The trouble, moreover, is that this challenge does not yield any simple solutions. One might think that the United States should simply divide and conquer—that it should try to replay the efforts of Richard Nixon and Henry Kissinger to play Beijing and Moscow off each other in the 1970s. Along these lines, the Trump administration has reportedlyconsidered ways of splitting Iran and Russia in the Middle East, and international relations scholars such as John Mearsheimer have suggestedthat Washington reconcile with Moscow to better compete with China. Yet these countries are currently more hostile to the United States than they are to each other, and so the practical opportunities for such triangular diplomacy are minimal.
In theory, America might try to strike some “grand bargain” with Moscow, one that might involve accepting Russian dominance of Ukraine, rolling back NATO defenses in the Baltic and Eastern Europe, tolerating a Russian sphere of influence in the former Soviet Union and parts of the former Warsaw Pact, and treating Moscow as a geopolitical co-equal in the Middle East—all in hopes of getting the Kremlim to reduce its hostility to the West and focus on the longer-range threat from China. Yet the price of such a deal would be so high, the gains so uncertain, and the disruption of U.S.-NATO and U.S.-European relations so severe, that as a practical matter it is probably a non-starter. Certainly, the vast majority—if not all—of Washington’s allies and partners in Europe would not welcome such a deal.

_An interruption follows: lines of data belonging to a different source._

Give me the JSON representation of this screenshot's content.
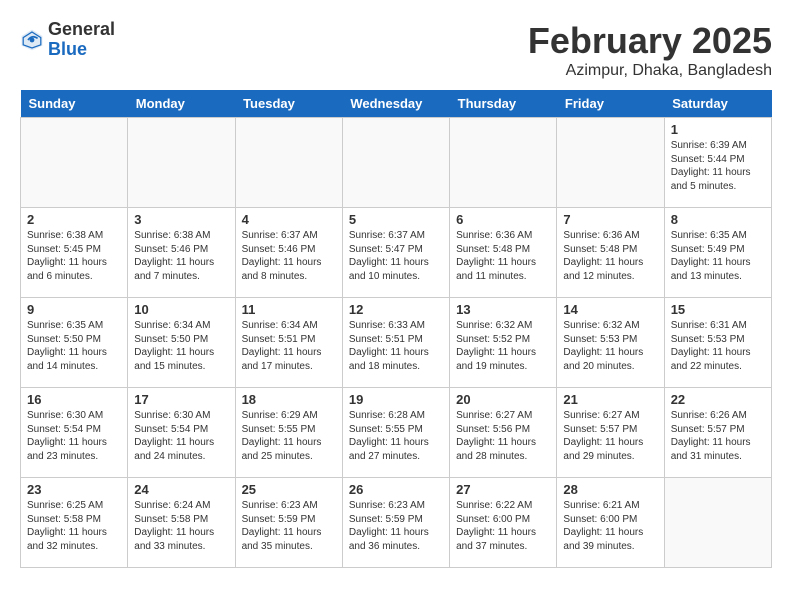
{
  "header": {
    "logo_general": "General",
    "logo_blue": "Blue",
    "month_year": "February 2025",
    "location": "Azimpur, Dhaka, Bangladesh"
  },
  "days_of_week": [
    "Sunday",
    "Monday",
    "Tuesday",
    "Wednesday",
    "Thursday",
    "Friday",
    "Saturday"
  ],
  "weeks": [
    [
      {
        "day": "",
        "info": ""
      },
      {
        "day": "",
        "info": ""
      },
      {
        "day": "",
        "info": ""
      },
      {
        "day": "",
        "info": ""
      },
      {
        "day": "",
        "info": ""
      },
      {
        "day": "",
        "info": ""
      },
      {
        "day": "1",
        "info": "Sunrise: 6:39 AM\nSunset: 5:44 PM\nDaylight: 11 hours\nand 5 minutes."
      }
    ],
    [
      {
        "day": "2",
        "info": "Sunrise: 6:38 AM\nSunset: 5:45 PM\nDaylight: 11 hours\nand 6 minutes."
      },
      {
        "day": "3",
        "info": "Sunrise: 6:38 AM\nSunset: 5:46 PM\nDaylight: 11 hours\nand 7 minutes."
      },
      {
        "day": "4",
        "info": "Sunrise: 6:37 AM\nSunset: 5:46 PM\nDaylight: 11 hours\nand 8 minutes."
      },
      {
        "day": "5",
        "info": "Sunrise: 6:37 AM\nSunset: 5:47 PM\nDaylight: 11 hours\nand 10 minutes."
      },
      {
        "day": "6",
        "info": "Sunrise: 6:36 AM\nSunset: 5:48 PM\nDaylight: 11 hours\nand 11 minutes."
      },
      {
        "day": "7",
        "info": "Sunrise: 6:36 AM\nSunset: 5:48 PM\nDaylight: 11 hours\nand 12 minutes."
      },
      {
        "day": "8",
        "info": "Sunrise: 6:35 AM\nSunset: 5:49 PM\nDaylight: 11 hours\nand 13 minutes."
      }
    ],
    [
      {
        "day": "9",
        "info": "Sunrise: 6:35 AM\nSunset: 5:50 PM\nDaylight: 11 hours\nand 14 minutes."
      },
      {
        "day": "10",
        "info": "Sunrise: 6:34 AM\nSunset: 5:50 PM\nDaylight: 11 hours\nand 15 minutes."
      },
      {
        "day": "11",
        "info": "Sunrise: 6:34 AM\nSunset: 5:51 PM\nDaylight: 11 hours\nand 17 minutes."
      },
      {
        "day": "12",
        "info": "Sunrise: 6:33 AM\nSunset: 5:51 PM\nDaylight: 11 hours\nand 18 minutes."
      },
      {
        "day": "13",
        "info": "Sunrise: 6:32 AM\nSunset: 5:52 PM\nDaylight: 11 hours\nand 19 minutes."
      },
      {
        "day": "14",
        "info": "Sunrise: 6:32 AM\nSunset: 5:53 PM\nDaylight: 11 hours\nand 20 minutes."
      },
      {
        "day": "15",
        "info": "Sunrise: 6:31 AM\nSunset: 5:53 PM\nDaylight: 11 hours\nand 22 minutes."
      }
    ],
    [
      {
        "day": "16",
        "info": "Sunrise: 6:30 AM\nSunset: 5:54 PM\nDaylight: 11 hours\nand 23 minutes."
      },
      {
        "day": "17",
        "info": "Sunrise: 6:30 AM\nSunset: 5:54 PM\nDaylight: 11 hours\nand 24 minutes."
      },
      {
        "day": "18",
        "info": "Sunrise: 6:29 AM\nSunset: 5:55 PM\nDaylight: 11 hours\nand 25 minutes."
      },
      {
        "day": "19",
        "info": "Sunrise: 6:28 AM\nSunset: 5:55 PM\nDaylight: 11 hours\nand 27 minutes."
      },
      {
        "day": "20",
        "info": "Sunrise: 6:27 AM\nSunset: 5:56 PM\nDaylight: 11 hours\nand 28 minutes."
      },
      {
        "day": "21",
        "info": "Sunrise: 6:27 AM\nSunset: 5:57 PM\nDaylight: 11 hours\nand 29 minutes."
      },
      {
        "day": "22",
        "info": "Sunrise: 6:26 AM\nSunset: 5:57 PM\nDaylight: 11 hours\nand 31 minutes."
      }
    ],
    [
      {
        "day": "23",
        "info": "Sunrise: 6:25 AM\nSunset: 5:58 PM\nDaylight: 11 hours\nand 32 minutes."
      },
      {
        "day": "24",
        "info": "Sunrise: 6:24 AM\nSunset: 5:58 PM\nDaylight: 11 hours\nand 33 minutes."
      },
      {
        "day": "25",
        "info": "Sunrise: 6:23 AM\nSunset: 5:59 PM\nDaylight: 11 hours\nand 35 minutes."
      },
      {
        "day": "26",
        "info": "Sunrise: 6:23 AM\nSunset: 5:59 PM\nDaylight: 11 hours\nand 36 minutes."
      },
      {
        "day": "27",
        "info": "Sunrise: 6:22 AM\nSunset: 6:00 PM\nDaylight: 11 hours\nand 37 minutes."
      },
      {
        "day": "28",
        "info": "Sunrise: 6:21 AM\nSunset: 6:00 PM\nDaylight: 11 hours\nand 39 minutes."
      },
      {
        "day": "",
        "info": ""
      }
    ]
  ]
}
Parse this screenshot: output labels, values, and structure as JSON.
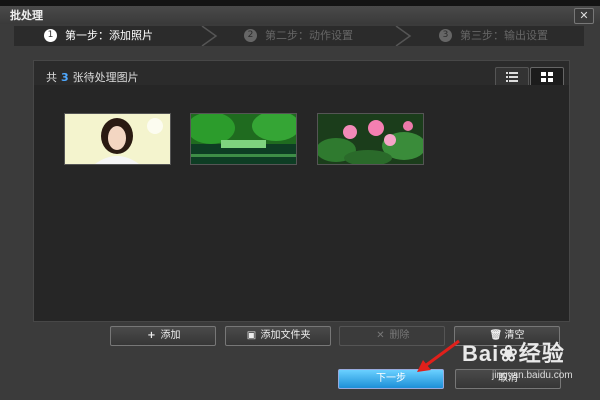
{
  "window": {
    "title": "批处理"
  },
  "steps": [
    {
      "num": "1",
      "label": "第一步：添加照片",
      "state": "active"
    },
    {
      "num": "2",
      "label": "第二步：动作设置",
      "state": "inactive"
    },
    {
      "num": "3",
      "label": "第三步：输出设置",
      "state": "inactive"
    }
  ],
  "panel": {
    "count_prefix": "共",
    "count": "3",
    "count_suffix": "张待处理图片"
  },
  "thumbnails": [
    {
      "name": "portrait-photo"
    },
    {
      "name": "garden-photo"
    },
    {
      "name": "lotus-photo"
    }
  ],
  "actions": {
    "add": "添加",
    "add_folder": "添加文件夹",
    "delete": "删除",
    "clear": "清空"
  },
  "footer": {
    "next": "下一步",
    "cancel": "取消"
  },
  "watermark": {
    "brand": "Bai",
    "brand2": "经验",
    "url": "jingyan.baidu.com"
  },
  "colors": {
    "accent": "#1d8fd8",
    "count": "#4fa9ff"
  }
}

Perhaps, as time passes, there will eventually arise greater opportunities to play U.S. rivals off each other. But for now, the United States and its allies in Europe and elsewhere face the difficult task of protecting a global order that is being tested in multiple regions at once, and by authoritarian countries that are increasingly cooperating in their attacks on that system.